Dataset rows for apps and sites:
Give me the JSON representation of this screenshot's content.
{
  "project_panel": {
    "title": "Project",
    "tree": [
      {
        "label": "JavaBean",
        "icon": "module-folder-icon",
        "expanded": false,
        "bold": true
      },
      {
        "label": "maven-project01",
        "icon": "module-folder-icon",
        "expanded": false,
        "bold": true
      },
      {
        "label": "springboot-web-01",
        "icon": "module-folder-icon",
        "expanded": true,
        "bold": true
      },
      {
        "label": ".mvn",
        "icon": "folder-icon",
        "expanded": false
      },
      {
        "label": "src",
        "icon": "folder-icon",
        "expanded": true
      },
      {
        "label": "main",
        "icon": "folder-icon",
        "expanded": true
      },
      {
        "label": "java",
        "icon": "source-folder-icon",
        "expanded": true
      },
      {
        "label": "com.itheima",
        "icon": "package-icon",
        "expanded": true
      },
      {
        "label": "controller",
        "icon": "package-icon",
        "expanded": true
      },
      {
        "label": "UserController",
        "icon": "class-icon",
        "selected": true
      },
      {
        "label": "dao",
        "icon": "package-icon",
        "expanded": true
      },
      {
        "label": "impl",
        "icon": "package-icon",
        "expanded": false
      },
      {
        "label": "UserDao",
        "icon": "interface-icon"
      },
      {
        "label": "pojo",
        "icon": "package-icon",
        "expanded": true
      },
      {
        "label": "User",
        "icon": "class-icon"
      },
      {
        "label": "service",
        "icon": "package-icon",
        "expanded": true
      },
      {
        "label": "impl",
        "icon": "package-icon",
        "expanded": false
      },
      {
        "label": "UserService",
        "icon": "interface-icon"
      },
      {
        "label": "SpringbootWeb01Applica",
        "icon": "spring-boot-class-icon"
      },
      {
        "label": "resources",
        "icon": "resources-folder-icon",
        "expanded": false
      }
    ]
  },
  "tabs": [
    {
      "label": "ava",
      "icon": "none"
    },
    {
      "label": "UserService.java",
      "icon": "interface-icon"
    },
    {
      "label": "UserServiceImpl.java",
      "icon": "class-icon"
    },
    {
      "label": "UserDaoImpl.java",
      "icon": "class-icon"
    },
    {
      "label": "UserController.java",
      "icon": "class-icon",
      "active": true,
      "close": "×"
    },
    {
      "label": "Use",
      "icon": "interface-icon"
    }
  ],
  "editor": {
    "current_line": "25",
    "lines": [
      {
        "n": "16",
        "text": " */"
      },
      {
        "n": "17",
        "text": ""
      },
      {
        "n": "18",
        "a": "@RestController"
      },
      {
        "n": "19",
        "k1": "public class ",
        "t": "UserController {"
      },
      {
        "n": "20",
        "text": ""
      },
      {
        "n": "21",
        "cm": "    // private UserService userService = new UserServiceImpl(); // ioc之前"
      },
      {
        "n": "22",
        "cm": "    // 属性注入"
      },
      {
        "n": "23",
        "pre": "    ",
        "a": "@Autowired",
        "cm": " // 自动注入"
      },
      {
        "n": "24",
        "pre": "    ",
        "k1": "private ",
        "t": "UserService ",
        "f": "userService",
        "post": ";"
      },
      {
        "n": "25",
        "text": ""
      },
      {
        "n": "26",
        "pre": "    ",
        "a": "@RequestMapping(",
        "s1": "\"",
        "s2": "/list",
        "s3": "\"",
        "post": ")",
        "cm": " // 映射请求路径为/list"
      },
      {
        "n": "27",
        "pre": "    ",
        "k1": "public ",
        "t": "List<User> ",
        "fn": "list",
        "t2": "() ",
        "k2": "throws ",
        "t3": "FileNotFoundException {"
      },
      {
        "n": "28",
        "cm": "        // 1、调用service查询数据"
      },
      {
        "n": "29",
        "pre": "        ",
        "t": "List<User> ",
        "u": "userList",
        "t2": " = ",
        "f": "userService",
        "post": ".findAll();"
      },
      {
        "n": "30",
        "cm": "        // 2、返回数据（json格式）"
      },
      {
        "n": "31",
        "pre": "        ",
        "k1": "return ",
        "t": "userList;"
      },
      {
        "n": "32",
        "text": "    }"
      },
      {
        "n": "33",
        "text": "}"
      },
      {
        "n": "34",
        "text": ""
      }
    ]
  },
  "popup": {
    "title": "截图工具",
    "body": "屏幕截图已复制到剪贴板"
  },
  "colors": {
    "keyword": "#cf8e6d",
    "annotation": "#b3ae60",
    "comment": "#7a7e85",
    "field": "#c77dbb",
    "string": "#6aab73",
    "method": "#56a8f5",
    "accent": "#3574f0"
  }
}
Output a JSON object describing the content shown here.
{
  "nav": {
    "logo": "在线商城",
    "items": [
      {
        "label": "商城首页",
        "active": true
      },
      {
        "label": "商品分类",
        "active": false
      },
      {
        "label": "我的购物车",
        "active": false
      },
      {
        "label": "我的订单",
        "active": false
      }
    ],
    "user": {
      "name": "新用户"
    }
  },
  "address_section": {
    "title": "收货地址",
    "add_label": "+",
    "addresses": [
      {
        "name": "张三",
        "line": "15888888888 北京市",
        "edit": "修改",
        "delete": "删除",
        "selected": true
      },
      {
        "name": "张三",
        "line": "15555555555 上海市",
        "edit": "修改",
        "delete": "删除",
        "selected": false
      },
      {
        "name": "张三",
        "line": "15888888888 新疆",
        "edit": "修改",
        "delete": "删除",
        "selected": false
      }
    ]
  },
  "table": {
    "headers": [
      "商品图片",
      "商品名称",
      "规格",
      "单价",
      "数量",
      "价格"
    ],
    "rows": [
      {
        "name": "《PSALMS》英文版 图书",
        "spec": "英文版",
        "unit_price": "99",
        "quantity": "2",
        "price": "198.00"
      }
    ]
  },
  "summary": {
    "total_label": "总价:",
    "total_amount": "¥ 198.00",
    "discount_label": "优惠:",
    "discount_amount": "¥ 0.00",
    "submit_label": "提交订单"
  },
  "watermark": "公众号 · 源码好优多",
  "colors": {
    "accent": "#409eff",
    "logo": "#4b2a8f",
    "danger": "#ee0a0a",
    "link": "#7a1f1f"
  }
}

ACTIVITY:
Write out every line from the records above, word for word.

EXERCISE OUTPUT:
Give me the JSON representation of this screenshot's content.
{
  "project_panel": {
    "title": "Project",
    "tree": [
      {
        "label": "JavaBean",
        "icon": "module-folder-icon",
        "expanded": false,
        "bold": true
      },
      {
        "label": "maven-project01",
        "icon": "module-folder-icon",
        "expanded": false,
        "bold": true
      },
      {
        "label": "springboot-web-01",
        "icon": "module-folder-icon",
        "expanded": true,
        "bold": true
      },
      {
        "label": ".mvn",
        "icon": "folder-icon",
        "expanded": false
      },
      {
        "label": "src",
        "icon": "folder-icon",
        "expanded": true
      },
      {
        "label": "main",
        "icon": "folder-icon",
        "expanded": true
      },
      {
        "label": "java",
        "icon": "source-folder-icon",
        "expanded": true
      },
      {
        "label": "com.itheima",
        "icon": "package-icon",
        "expanded": true
      },
      {
        "label": "controller",
        "icon": "package-icon",
        "expanded": true
      },
      {
        "label": "UserController",
        "icon": "class-icon",
        "selected": true
      },
      {
        "label": "dao",
        "icon": "package-icon",
        "expanded": true
      },
      {
        "label": "impl",
        "icon": "package-icon",
        "expanded": false
      },
      {
        "label": "UserDao",
        "icon": "interface-icon"
      },
      {
        "label": "pojo",
        "icon": "package-icon",
        "expanded": true
      },
      {
        "label": "User",
        "icon": "class-icon"
      },
      {
        "label": "service",
        "icon": "package-icon",
        "expanded": true
      },
      {
        "label": "impl",
        "icon": "package-icon",
        "expanded": false
      },
      {
        "label": "UserService",
        "icon": "interface-icon"
      },
      {
        "label": "SpringbootWeb01Applica",
        "icon": "spring-boot-class-icon"
      },
      {
        "label": "resources",
        "icon": "resources-folder-icon",
        "expanded": false
      }
    ]
  },
  "tabs": [
    {
      "label": "ava",
      "icon": "none"
    },
    {
      "label": "UserService.java",
      "icon": "interface-icon"
    },
    {
      "label": "UserServiceImpl.java",
      "icon": "class-icon"
    },
    {
      "label": "UserDaoImpl.java",
      "icon": "class-icon"
    },
    {
      "label": "UserController.java",
      "icon": "class-icon",
      "active": true,
      "close": "×"
    },
    {
      "label": "Use",
      "icon": "interface-icon"
    }
  ],
  "editor": {
    "current_line": "25",
    "lines": [
      {
        "n": "16",
        "text": " */"
      },
      {
        "n": "17",
        "text": ""
      },
      {
        "n": "18",
        "a": "@RestController"
      },
      {
        "n": "19",
        "k1": "public class ",
        "t": "UserController {"
      },
      {
        "n": "20",
        "text": ""
      },
      {
        "n": "21",
        "cm": "    // private UserService userService = new UserServiceImpl(); // ioc之前"
      },
      {
        "n": "22",
        "cm": "    // 属性注入"
      },
      {
        "n": "23",
        "pre": "    ",
        "a": "@Autowired",
        "cm": " // 自动注入"
      },
      {
        "n": "24",
        "pre": "    ",
        "k1": "private ",
        "t": "UserService ",
        "f": "userService",
        "post": ";"
      },
      {
        "n": "25",
        "text": ""
      },
      {
        "n": "26",
        "pre": "    ",
        "a": "@RequestMapping(",
        "s1": "\"",
        "s2": "/list",
        "s3": "\"",
        "post": ")",
        "cm": " // 映射请求路径为/list"
      },
      {
        "n": "27",
        "pre": "    ",
        "k1": "public ",
        "t": "List<User> ",
        "fn": "list",
        "t2": "() ",
        "k2": "throws ",
        "t3": "FileNotFoundException {"
      },
      {
        "n": "28",
        "cm": "        // 1、调用service查询数据"
      },
      {
        "n": "29",
        "pre": "        ",
        "t": "List<User> ",
        "u": "userList",
        "t2": " = ",
        "f": "userService",
        "post": ".findAll();"
      },
      {
        "n": "30",
        "cm": "        // 2、返回数据（json格式）"
      },
      {
        "n": "31",
        "pre": "        ",
        "k1": "return ",
        "t": "userList;"
      },
      {
        "n": "32",
        "text": "    }"
      },
      {
        "n": "33",
        "text": "}"
      },
      {
        "n": "34",
        "text": ""
      }
    ]
  },
  "popup": {
    "title": "截图工具",
    "body": "屏幕截图已复制到剪贴板"
  },
  "colors": {
    "keyword": "#cf8e6d",
    "annotation": "#b3ae60",
    "comment": "#7a7e85",
    "field": "#c77dbb",
    "string": "#6aab73",
    "method": "#56a8f5",
    "accent": "#3574f0"
  }
}
Output a JSON object describing the content shown here.
{
  "nav": {
    "logo": "在线商城",
    "items": [
      {
        "label": "商城首页",
        "active": true
      },
      {
        "label": "商品分类",
        "active": false
      },
      {
        "label": "我的购物车",
        "active": false
      },
      {
        "label": "我的订单",
        "active": false
      }
    ],
    "user": {
      "name": "新用户"
    }
  },
  "address_section": {
    "title": "收货地址",
    "add_label": "+",
    "addresses": [
      {
        "name": "张三",
        "line": "15888888888 北京市",
        "edit": "修改",
        "delete": "删除",
        "selected": true
      },
      {
        "name": "张三",
        "line": "15555555555 上海市",
        "edit": "修改",
        "delete": "删除",
        "selected": false
      },
      {
        "name": "张三",
        "line": "15888888888 新疆",
        "edit": "修改",
        "delete": "删除",
        "selected": false
      }
    ]
  },
  "table": {
    "headers": [
      "商品图片",
      "商品名称",
      "规格",
      "单价",
      "数量",
      "价格"
    ],
    "rows": [
      {
        "name": "《PSALMS》英文版 图书",
        "spec": "英文版",
        "unit_price": "99",
        "quantity": "2",
        "price": "198.00"
      }
    ]
  },
  "summary": {
    "total_label": "总价:",
    "total_amount": "¥ 198.00",
    "discount_label": "优惠:",
    "discount_amount": "¥ 0.00",
    "submit_label": "提交订单"
  },
  "watermark": "公众号 · 源码好优多",
  "colors": {
    "accent": "#409eff",
    "logo": "#4b2a8f",
    "danger": "#ee0a0a",
    "link": "#7a1f1f"
  }
}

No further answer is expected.